In February 2011, SBA inaugurated the Women-Owned Small Business Contracting Assistance Program (WOSB). Many NAICS codes where women are “substantially underrepresented” are eligible for set-asides and other assistance. Also visit www.sba.gov/wosb for more information.
What is the System for Award Management (SAM)?
The System for Award Management (SAM) is combining eight federal procurement systems and the Catalog for Domestic Assistance (CFDA) into one database. SAM simplifies the the entire procurement system. Instead of registering on the old CCR website for CCR and ORCA, all will be done on SAM. For further information, visit www.sam.gov

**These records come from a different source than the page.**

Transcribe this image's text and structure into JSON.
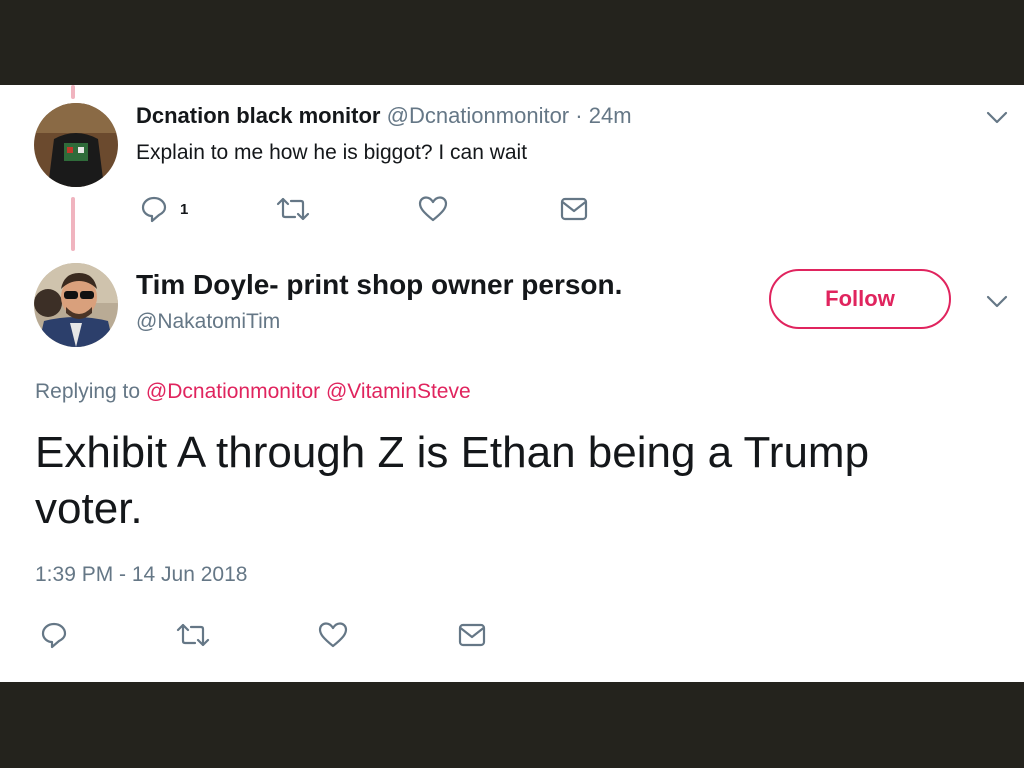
{
  "reply": {
    "display_name": "Dcnation black monitor",
    "handle": "@Dcnationmonitor",
    "separator": "·",
    "time": "24m",
    "text": "Explain to me how he is biggot? I can wait",
    "reply_count": "1",
    "icons": [
      "reply-icon",
      "retweet-icon",
      "like-icon",
      "dm-icon",
      "chevron-down-icon"
    ]
  },
  "main_tweet": {
    "display_name": "Tim Doyle- print shop owner person.",
    "handle": "@NakatomiTim",
    "follow_label": "Follow",
    "replying_label": "Replying to",
    "mentions": [
      "@Dcnationmonitor",
      "@VitaminSteve"
    ],
    "text": "Exhibit A through Z is Ethan being a Trump voter.",
    "timestamp": "1:39 PM - 14 Jun 2018",
    "icons": [
      "reply-icon",
      "retweet-icon",
      "like-icon",
      "dm-icon",
      "chevron-down-icon"
    ]
  },
  "colors": {
    "accent": "#e0245e",
    "muted": "#657786",
    "text": "#14171a",
    "thread_line": "#f0b4bf",
    "frame": "#24231d"
  }
}
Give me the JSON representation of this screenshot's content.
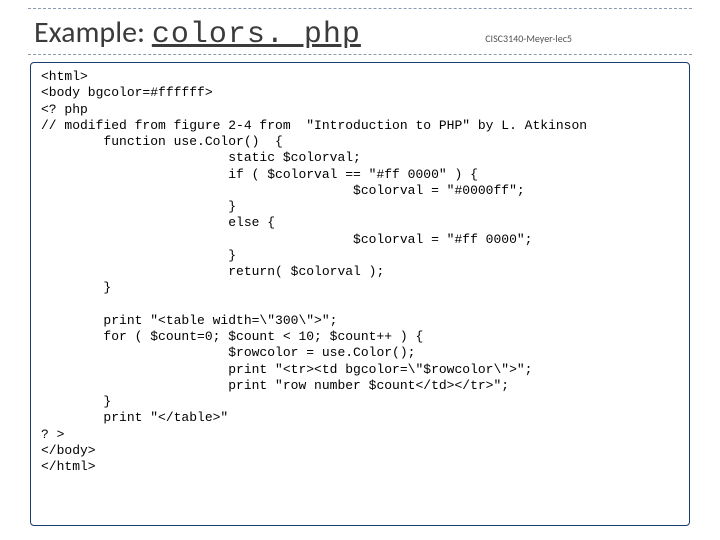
{
  "header": {
    "title_prefix": "Example: ",
    "title_link": "colors. php",
    "course_tag": "CISC3140-Meyer-lec5"
  },
  "code": {
    "lines": [
      "<html>",
      "<body bgcolor=#ffffff>",
      "<? php",
      "// modified from figure 2-4 from  \"Introduction to PHP\" by L. Atkinson",
      "        function use.Color()  {",
      "                        static $colorval;",
      "                        if ( $colorval == \"#ff 0000\" ) {",
      "                                        $colorval = \"#0000ff\";",
      "                        }",
      "                        else {",
      "                                        $colorval = \"#ff 0000\";",
      "                        }",
      "                        return( $colorval );",
      "        }",
      "",
      "        print \"<table width=\\\"300\\\">\";",
      "        for ( $count=0; $count < 10; $count++ ) {",
      "                        $rowcolor = use.Color();",
      "                        print \"<tr><td bgcolor=\\\"$rowcolor\\\">\";",
      "                        print \"row number $count</td></tr>\";",
      "        }",
      "        print \"</table>\"",
      "? >",
      "</body>",
      "</html>"
    ]
  }
}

What are the benefits of SAM?
The overarching benefits of SAM include streamlined and integrated processes, elimination of data redundancies, and reduced costs while providing improved capability. With SAM, one user ID and password will provide access to all the capabilities associated with registering to do business with the government, representing or self-certifying as a small business, and viewing business opportunities (the last to be added later). Also, representations and certifications now on ORCA will be available on SAM.
How do I get a list of FSCs and PSCs?
These lists are available through the Government Contracting SBDC.
Why do I need so many different numbers?
Each of these numbers serves a separate purpose for DoD contracting.
The CAGE Code (Commercial And Government Entity Code) is required because it is being used by current and legacy DoD Automated Information Systems to identify contractors doing business with the Department of Defense.
The DUNS (Data Universal Numbering System) is the identification number specifically selected for CCR because of it’s wide acceptance and recognition in the commercial marketplace. Both codes are used to validate CCR registration applications prior to completing the registration process.
The TIN (Taxpayer Identification Number) is required to facilitate electronic funds transfer and to comply with the Debt Collection Improvement Act, and for certain IRS 1099 income tax reporting requirements. (NOTE: Only certain finance and accounting personnel will have access to this privileged information. It will not be available to anyone else). For sole proprietorships, the TIN is either the owner’s Social Security Number, or EIN assigned to the business by IRS).
The TPIN (Trading Partner Identification Number) is similar to the personalized identification number (PIN) used to access private bank accounts. It is assigned after the CAGE and DUNS have been validated and the CCR registration is complete.
How secure is my information on the web?
The most sensitive information is bank account EFT information. This data is only releasable to the appropriate DoD finance community. Much of the information is not available for public query. For the releasability of a specific data element refer to the matrix. Vendor information that is not releasable to the public is protected and viewable only by those government users with a login and a password. Your entire vendor profile is only viewable if you provide your DUNS and TPIN.
Where to Start? How do I get started doing business with GSA?
The best way to learn more about the General Services Administration’s (GSA) many contracting activities is to visit a Small Business Development Center — GSA’s “front door” to contracting opportunities. The center serving your area will help you become acquainted with GSA’s programs and requirements and point you to the contracting offices that buy the types of products or services you provide.
Business advisors at the Small Business Development Centers can help you:
1. Find out if your product or service is purchased by GSA.
2. Get on GSA’s centralized or regional bidder’s mailing lists.
3. Learn about supply and service opportunities with GSA.
4. Obtain copies of Federal standards and specifications.
5. Receive bid abstracts on contract awards.
6. Obtain publications about Government procurements.